Play Live Radio
Next Up:
0:00 0:00
Available On Air Stations
KANW is a member of the Mountain West News Bureau, a collaboration of public media stations that serves the Western states of Colorado, Idaho, Nevada, New Mexico, Utah and Wyoming. Our mission is to tell stories about the people, places and issues across the Mountain West.From land and water management to growth in the expanding West to our unique culture and heritage, we'll explore the issues that define us and the challenges we face.

Damaging earthquakes could hit Mountain West cities in next 100 years, new map shows

This is a picture of a sign on the side of a building that says "Earthquake Warning" and notes the masonry wall is unsecured and may not be safe to be near during an earthquake.
John Harwood
Flickr Creative Commons
According to the U.S. Geological Survey, its updated National Seismic Hazard Model could help architects and engineers better design and construct buildings in high-risk areas.
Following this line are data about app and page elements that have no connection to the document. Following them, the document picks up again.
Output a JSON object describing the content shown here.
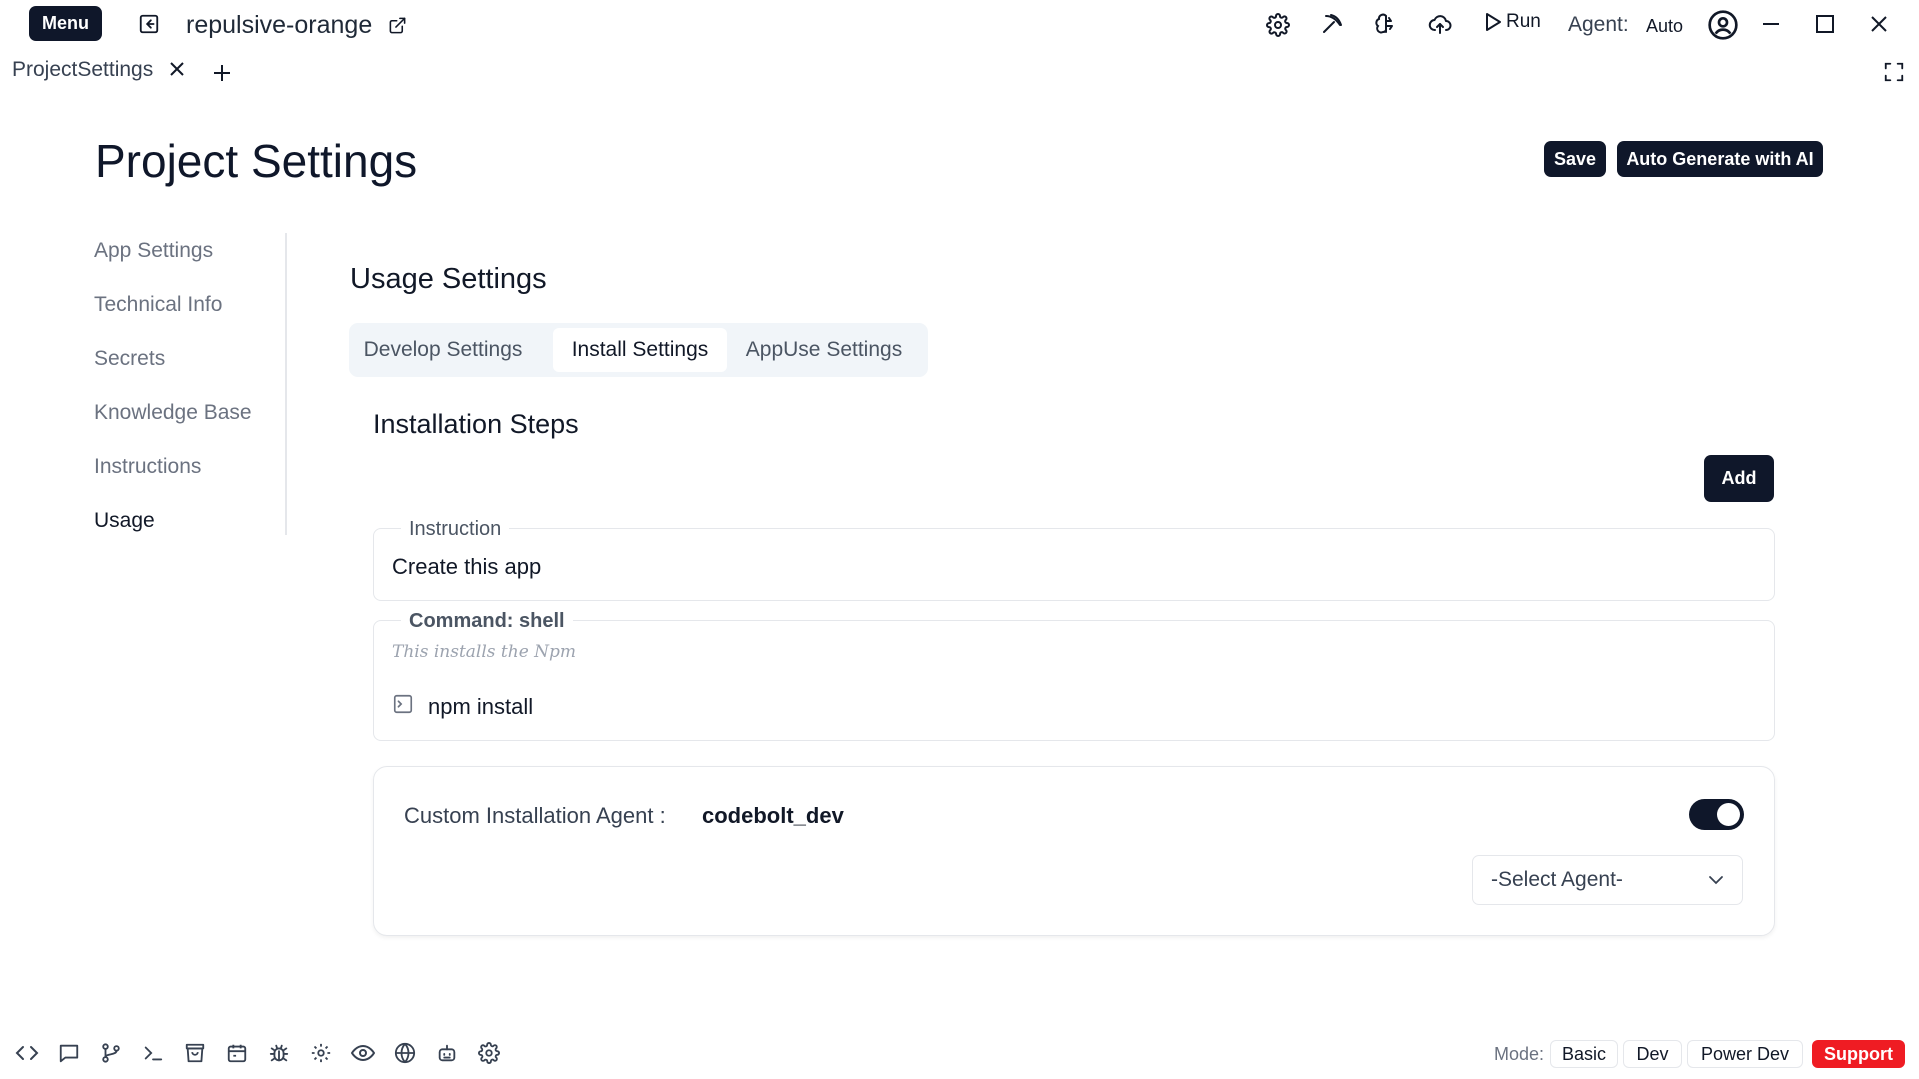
{
  "topbar": {
    "menu_label": "Menu",
    "project_name": "repulsive-orange",
    "run_label": "Run",
    "agent_label": "Agent:",
    "agent_value": "Auto",
    "icons": [
      "back-arrow-icon",
      "external-link-icon",
      "gear-icon",
      "pickaxe-icon",
      "brain-icon",
      "cloud-upload-icon",
      "play-icon",
      "user-circle-icon",
      "minimize-icon",
      "maximize-icon",
      "close-icon"
    ]
  },
  "tabbar": {
    "tab_label": "ProjectSettings"
  },
  "header": {
    "title": "Project Settings",
    "save_label": "Save",
    "autogen_label": "Auto Generate with AI"
  },
  "sidebar": {
    "items": [
      {
        "label": "App Settings"
      },
      {
        "label": "Technical Info"
      },
      {
        "label": "Secrets"
      },
      {
        "label": "Knowledge Base"
      },
      {
        "label": "Instructions"
      },
      {
        "label": "Usage"
      }
    ],
    "active": "Usage"
  },
  "main": {
    "section_title": "Usage Settings",
    "tabs": [
      {
        "label": "Develop Settings"
      },
      {
        "label": "Install Settings"
      },
      {
        "label": "AppUse Settings"
      }
    ],
    "active_tab": "Install Settings",
    "steps_title": "Installation Steps",
    "add_label": "Add",
    "instruction": {
      "legend": "Instruction",
      "value": "Create this app"
    },
    "command": {
      "legend": "Command: shell",
      "description": "This installs the Npm",
      "value": "npm install"
    },
    "agent_card": {
      "label": "Custom Installation Agent :",
      "agent_name": "codebolt_dev",
      "toggle_on": true,
      "select_placeholder": "-Select Agent-"
    }
  },
  "bottombar": {
    "icons": [
      "code-icon",
      "chat-icon",
      "git-branch-icon",
      "terminal-icon",
      "shopping-bag-icon",
      "calendar-icon",
      "bug-icon",
      "gear-icon",
      "eye-icon",
      "globe-icon",
      "robot-icon",
      "settings-icon"
    ],
    "mode_label": "Mode:",
    "modes": [
      {
        "label": "Basic"
      },
      {
        "label": "Dev"
      },
      {
        "label": "Power Dev"
      }
    ],
    "support_label": "Support"
  },
  "colors": {
    "dark": "#0f172a",
    "support": "#ef1c23",
    "tabs_bg": "#f1f5f9"
  }
}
New research shows many parts of the United States could experience a damaging earthquake in the future, including cities in the Mountain West.

Nearly 75% of America could face damaging earthquakes in the next century, according to the U.S. Geological Survey (USGS), which updated its National Seismic Hazard Model.
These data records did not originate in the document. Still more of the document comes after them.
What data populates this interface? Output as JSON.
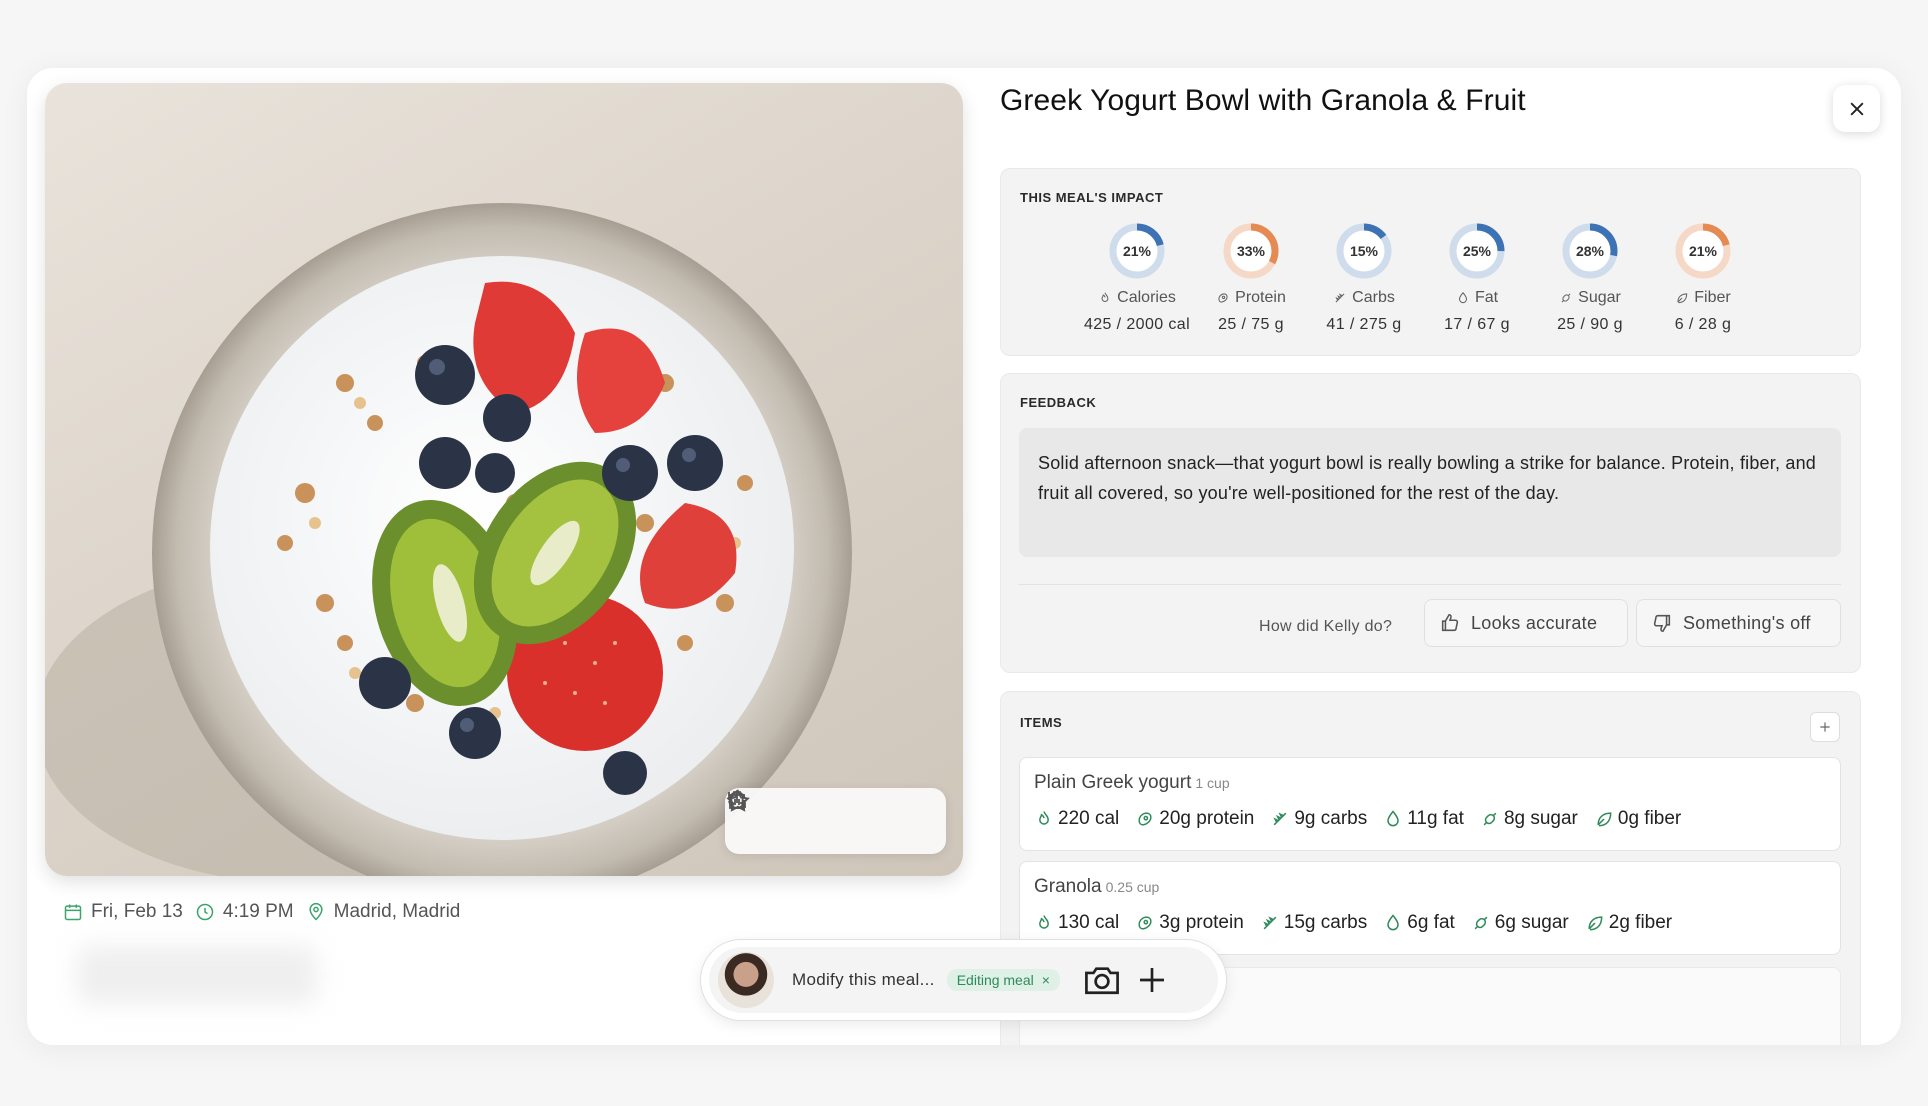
{
  "meal": {
    "title": "Greek Yogurt Bowl with Granola & Fruit"
  },
  "meta": {
    "date": "Fri, Feb 13",
    "time": "4:19 PM",
    "location": "Madrid, Madrid"
  },
  "impact": {
    "heading": "THIS MEAL'S IMPACT",
    "metrics": [
      {
        "pct": "21%",
        "label": "Calories",
        "value": "425 / 2000 cal",
        "icon": "flame-icon",
        "fraction": 0.21,
        "color": "#3d72b4"
      },
      {
        "pct": "33%",
        "label": "Protein",
        "value": "25 / 75 g",
        "icon": "steak-icon",
        "fraction": 0.33,
        "color": "#e58a53"
      },
      {
        "pct": "15%",
        "label": "Carbs",
        "value": "41 / 275 g",
        "icon": "wheat-icon",
        "fraction": 0.15,
        "color": "#3d72b4"
      },
      {
        "pct": "25%",
        "label": "Fat",
        "value": "17 / 67 g",
        "icon": "drop-icon",
        "fraction": 0.25,
        "color": "#3d72b4"
      },
      {
        "pct": "28%",
        "label": "Sugar",
        "value": "25 / 90 g",
        "icon": "candy-icon",
        "fraction": 0.28,
        "color": "#3d72b4"
      },
      {
        "pct": "21%",
        "label": "Fiber",
        "value": "6 / 28 g",
        "icon": "leaf-icon",
        "fraction": 0.21,
        "color": "#e58a53"
      }
    ]
  },
  "feedback": {
    "heading": "FEEDBACK",
    "text": "Solid afternoon snack—that yogurt bowl is really bowling a strike for balance. Protein, fiber, and fruit all covered, so you're well-positioned for the rest of the day.",
    "question": "How did Kelly do?",
    "accurate_label": "Looks accurate",
    "off_label": "Something's off"
  },
  "items": {
    "heading": "ITEMS",
    "list": [
      {
        "name": "Plain Greek yogurt",
        "qty": "1 cup",
        "cal": "220 cal",
        "protein": "20g protein",
        "carbs": "9g carbs",
        "fat": "11g fat",
        "sugar": "8g sugar",
        "fiber": "0g fiber"
      },
      {
        "name": "Granola",
        "qty": "0.25 cup",
        "cal": "130 cal",
        "protein": "3g protein",
        "carbs": "15g carbs",
        "fat": "6g fat",
        "sugar": "6g sugar",
        "fiber": "2g fiber"
      }
    ]
  },
  "chat": {
    "placeholder": "Modify this meal...",
    "tag": "Editing meal"
  },
  "colors": {
    "accent_green": "#2f8a5a",
    "ring_blue": "#3d72b4",
    "ring_orange": "#e58a53"
  }
}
In the Mountain West, the possibility for damaging earthquakes are highest along the Walker Lane belt running through Lake Tahoe and Reno, Nev.; the Wasatch fault near Salt Lake City, Utah; the Eastern Snake River Plain near Idaho Falls, Idaho; and the Teton Fault near Jackson, Wyo. No areas of Colorado or New Mexico have significant earthquake risks.

The new research, which is an update from 2018, is the first comprehensive assessment of all 50 states. The map identified nearly 500 additional fault lines that could cause damaging earthquakes.

“This puts hundreds of millions of people at risk,” said Alex Hatem, a research geologist with the USGS. “And it extends beyond the areas that you might typically expect there to be high earthquake risk, like the plate boundary in California.”

Based in Colorado, Hatem is one of more than 50 scientists from around the country who worked on the yearslong project. She said they are not making earthquake predictions. But, she added, the research could help architects and engineers better design and construct buildings in high-risk areas, and help policymakers develop better building codes.

This story was produced by the Mountain West News Bureau, a collaboration between Wyoming Public Media, Nevada Public Radio, Boise State Public Radio in Idaho, KUNR in Nevada, KUNC in Colorado and KANW in New Mexico, with support from affiliate stations across the region. Funding for the Mountain West News Bureau is provided in part by the Corporation for Public Broadcasting.

The photo included in this story is licensed under Flickr Creative Commons.

Kaleb is an award-winning journalist and KUNR’s Mountain West News Bureau reporter. His reporting covers issues related to the environment, wildlife and water in Nevada and the region.